Start with a lighter weight, learn a good form, then move on to lift heavier weights.
Dumbbell Shoulder Press Variations
Let’s explore some variations of the seated dumbbell press. These variations can add diversity to your workout routine and target different muscle groups.
- Standing Dumbbell Press: This variation is similar to the seated dumbbell press but performed in a standing position. The standing dumbbell press is more challenging as your midsection does a lot more work, leading to improved core strength.
- Dumbbell Shoulder Press: This can be done either seated or standing and addresses single-side strength imbalances. The dumbbell press is customizable, allowing you to adjust the movement to better suit your individual needs.
- Grip Adjustments: Changing your grip can significantly alter the dynamics of the exercise. For example, doing a hammer shoulder press would see you using a neutral grip (palms facing each other) can engage different parts of your deltoids and reduce strain on your shoulder joints.
- Elbow Position: Adjusting the position of your elbows can also change the focus of the exercise. For instance, keeping your elbows closer to your body will engage more of your triceps, while flaring your elbows out will target your deltoids more directly.
- No Back Support: If you want to engage your core even more to train all the little stabilizing muscles, you can also perform the seated dumbbell press while either sitting on a bench, a box or even the floor without the support of a back rest.
Remember, variation is key to a well-rounded fitness routine. It not only keeps your workouts interesting but also ensures that you’re challenging your muscles in different ways. So, don’t be afraid to mix things up and try these variations in your next workout.
The Arnold Press
The Arnold Press is a shoulder exercise named after the iconic bodybuilder and movie star, Arnold Schwarzenegger. This exercise adds a rotation to the classic shoulder press, allowing the hands to rotate naturally and targeting all three heads of the deltoids in one motion.
How To Perform the Arnold Press
To perform the Arnold Press, you start by sitting on an exercise bench with back support, holding two dumbbells in front of you at about upper chest level.
Your palms should be facing your body and your elbows bent.

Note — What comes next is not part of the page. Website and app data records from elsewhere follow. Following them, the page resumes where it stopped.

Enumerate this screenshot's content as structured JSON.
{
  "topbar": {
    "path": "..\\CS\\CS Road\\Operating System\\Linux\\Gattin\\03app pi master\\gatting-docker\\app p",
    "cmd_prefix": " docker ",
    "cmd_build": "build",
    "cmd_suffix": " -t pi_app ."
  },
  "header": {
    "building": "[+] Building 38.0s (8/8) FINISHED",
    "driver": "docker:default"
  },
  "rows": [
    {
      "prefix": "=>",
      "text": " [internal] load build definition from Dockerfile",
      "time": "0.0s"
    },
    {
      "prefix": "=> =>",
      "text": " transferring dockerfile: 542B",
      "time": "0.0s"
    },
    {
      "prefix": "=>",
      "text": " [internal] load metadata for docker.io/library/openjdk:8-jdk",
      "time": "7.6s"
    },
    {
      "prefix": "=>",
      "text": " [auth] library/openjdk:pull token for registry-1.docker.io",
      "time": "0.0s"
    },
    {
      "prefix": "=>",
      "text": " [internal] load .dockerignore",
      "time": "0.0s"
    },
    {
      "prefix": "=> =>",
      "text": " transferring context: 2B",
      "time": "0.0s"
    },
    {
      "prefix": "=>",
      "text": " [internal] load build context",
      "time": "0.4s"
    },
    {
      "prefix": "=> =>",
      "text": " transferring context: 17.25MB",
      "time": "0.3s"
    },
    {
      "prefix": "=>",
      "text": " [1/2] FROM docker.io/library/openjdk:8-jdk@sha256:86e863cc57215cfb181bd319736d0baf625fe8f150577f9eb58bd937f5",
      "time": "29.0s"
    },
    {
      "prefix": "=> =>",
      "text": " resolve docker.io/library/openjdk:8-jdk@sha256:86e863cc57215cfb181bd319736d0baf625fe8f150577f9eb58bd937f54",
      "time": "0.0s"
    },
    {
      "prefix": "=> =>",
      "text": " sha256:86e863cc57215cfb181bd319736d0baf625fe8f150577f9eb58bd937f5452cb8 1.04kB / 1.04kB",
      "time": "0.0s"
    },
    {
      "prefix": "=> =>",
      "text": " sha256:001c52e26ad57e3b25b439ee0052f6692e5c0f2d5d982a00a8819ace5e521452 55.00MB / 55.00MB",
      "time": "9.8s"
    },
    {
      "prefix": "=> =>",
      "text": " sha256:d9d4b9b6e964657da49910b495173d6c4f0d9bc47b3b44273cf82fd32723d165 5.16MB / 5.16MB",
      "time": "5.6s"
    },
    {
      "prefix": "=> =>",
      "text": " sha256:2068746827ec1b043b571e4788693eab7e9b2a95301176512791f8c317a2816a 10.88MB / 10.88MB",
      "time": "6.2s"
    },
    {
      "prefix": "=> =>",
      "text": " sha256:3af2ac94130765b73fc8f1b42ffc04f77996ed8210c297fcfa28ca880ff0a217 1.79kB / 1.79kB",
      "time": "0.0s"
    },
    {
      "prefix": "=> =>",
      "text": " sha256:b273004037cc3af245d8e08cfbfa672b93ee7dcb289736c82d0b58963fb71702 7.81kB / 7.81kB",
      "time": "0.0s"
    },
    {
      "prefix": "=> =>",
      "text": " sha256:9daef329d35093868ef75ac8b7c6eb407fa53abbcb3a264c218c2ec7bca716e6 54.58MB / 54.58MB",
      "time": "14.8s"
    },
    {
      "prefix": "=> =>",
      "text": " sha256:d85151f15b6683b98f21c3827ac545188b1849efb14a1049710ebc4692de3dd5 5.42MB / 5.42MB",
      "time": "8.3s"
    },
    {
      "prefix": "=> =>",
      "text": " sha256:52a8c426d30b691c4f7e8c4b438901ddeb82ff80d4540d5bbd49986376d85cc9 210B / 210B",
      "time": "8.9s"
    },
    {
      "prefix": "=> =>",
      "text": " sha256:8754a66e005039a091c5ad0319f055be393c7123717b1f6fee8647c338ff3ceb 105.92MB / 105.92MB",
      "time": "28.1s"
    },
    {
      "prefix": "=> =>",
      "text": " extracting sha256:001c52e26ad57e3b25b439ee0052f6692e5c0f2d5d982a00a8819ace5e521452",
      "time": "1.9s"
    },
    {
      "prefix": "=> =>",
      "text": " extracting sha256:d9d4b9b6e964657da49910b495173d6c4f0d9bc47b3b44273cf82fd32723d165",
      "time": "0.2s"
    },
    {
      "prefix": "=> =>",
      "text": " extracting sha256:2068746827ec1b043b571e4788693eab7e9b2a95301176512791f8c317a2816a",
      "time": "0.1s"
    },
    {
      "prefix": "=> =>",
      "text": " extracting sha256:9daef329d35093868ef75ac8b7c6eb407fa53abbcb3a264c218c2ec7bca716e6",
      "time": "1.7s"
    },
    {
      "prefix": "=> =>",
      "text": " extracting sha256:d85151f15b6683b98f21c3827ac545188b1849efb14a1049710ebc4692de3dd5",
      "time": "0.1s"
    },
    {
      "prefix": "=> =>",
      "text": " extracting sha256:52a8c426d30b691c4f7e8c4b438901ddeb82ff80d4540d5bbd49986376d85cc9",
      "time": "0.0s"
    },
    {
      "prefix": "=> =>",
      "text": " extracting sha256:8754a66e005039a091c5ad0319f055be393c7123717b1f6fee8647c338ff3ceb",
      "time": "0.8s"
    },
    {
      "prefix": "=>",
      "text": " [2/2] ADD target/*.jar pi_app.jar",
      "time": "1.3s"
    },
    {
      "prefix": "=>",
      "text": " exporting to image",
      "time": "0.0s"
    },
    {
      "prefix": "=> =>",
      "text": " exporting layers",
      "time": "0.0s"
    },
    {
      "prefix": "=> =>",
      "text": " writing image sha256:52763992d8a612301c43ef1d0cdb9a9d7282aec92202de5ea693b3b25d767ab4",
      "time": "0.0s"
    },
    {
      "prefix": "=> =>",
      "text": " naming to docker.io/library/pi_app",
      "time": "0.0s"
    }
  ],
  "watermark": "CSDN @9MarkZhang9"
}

This starting position should look like the contracted portion of a dumbbell curl.
Next, you raise the dumbbells while rotating the palms of your hands until they are facing forward. Continue lifting the dumbbells until your arms are extended above you in a straight arm position.
After a brief pause at the top, you lower the dumbbells to the original position by rotating the palms of your hands towards you.
The Arnold Press is usually performed for moderate to high reps, such as 8-12 reps or more, as part of the upper-body or shoulder-focused portion of a workout.
It’s a great exercise for adding mass to the shoulders and may be more shoulder-friendly than palms-forward presses.
The seated dumbbell press and its variations, including the Arnold press, are powerful exercises that can significantly strengthen your upper body, particularly your shoulder muscles. They offer a range of benefits, from improved muscle mass and strength to better posture and reduced risk of injury.
However, like any exercise, they require proper form and technique to be effective and safe. It’s crucial to avoid common mistakes, such as not using a full range of motion or lifting weights that are too heavy.
Remember, fitness is a journey, not a destination. It’s about consistent progress, not instant perfection. So, keep pressing on, stay committed to your workouts, and most importantly, enjoy the process. Your dedication and hard work will surely pay off in the end.